low and high quality of rigor, respectively. These 6 studies
were published within the past 5 years (see table 1). The
criteria satisfied most often related to statistical issues, such as
the “similarity of the groups at baseline are reported for at least
1 key outcome,” “results of between-group statistical compar-
isons are reported for at least 1 key outcome,” and the “study
provides both point measures and measures of variability for at
least 1 key outcome.” The criterion “blinded subject” was not
satisfied in any RCT, with only 1 and 2 studies satisfying the
criteria “blinded therapists” and “allocation was concealed,”
respectively (see table 1).
Study Characteristics
The most frequent study design was pre-post test (n13),
with 3 studies using an additional measurement during the
study intervention.
19,21,26
None of the studies included follow-
up. Sample sizes were small, ranging from 10 to 62, except in
the studies by Caldwell et al,
19,21
in which 98 and 166 subjects
were enrolled, respectively. Half (n8) of the studies were
conducted in adults
16-18,20,22,23,25,26
; 3 in dancers
12-14
;3in
students
15,19,21
; and 2 in older adults.
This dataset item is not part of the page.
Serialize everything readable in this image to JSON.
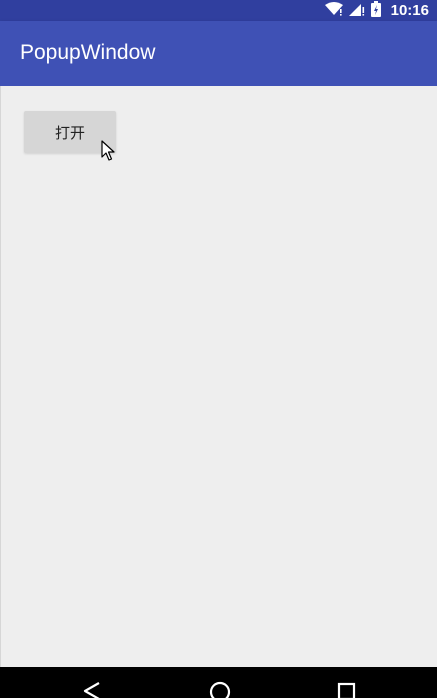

24,27
Most RCTs en-
rolled both women and men (n8),
12,17,19-23,25
with 7 stud-
ies limited to women
13,15 16,18,24,26,27
and 1 study that did not
specify subject sex.
14
All studies used the PME as the study
intervention. Control groups were inactive in 11 stud-
ies.
12,14,15,17,18,20,22-24,26,27
In the remaining 5 studies, the PME
was compared with Taiji quan,
19,21
GYROKINESIS,
21
aerobic
conditioning,
13
recreation,
19
general postural education,
16
and
strength training.
25
The duration and frequency of PME inter-
ventions ranged from 5 to 15 weeks and 1 to 5 times per week,
except for the study by Cruz-Ferreira,
26
which was conducted
twice weekly for 6 months. Nine of the Pilates method inter-
ventions were performed on the mat,
15,16,18-20,23,25-27
with the
rest performed on the apparatus (reformer, trapeze table, cadil-
lac, wall unit, combo chair; n2),
17,24
the mat and apparatus
(n3),
12,14,22
or not specified (n2)
13,21
(table 2).
F i g 1 . Flowchart of article selection process. *Segal et al,
5
Kaesler et al.
37
†Culligan et al.
38
‡Kuo et al.
39
§Menacho et al,
40
Moreno,
41
Endleman and
Critchley,
42
Herrington and Davies,
43
Petrofsky et al,
44
Queiroz et al.
45
Sewright et al,
46
Otto et al,
47
Wu and Chiang.
48
¶Hall,
49
Kish.
50
2073A SYSTEMATIC REVIEW: PILATES METHOD OF EXERCISE, Cruz-Ferreira
Arch Phys Med Rehabil Vol 92, December 2011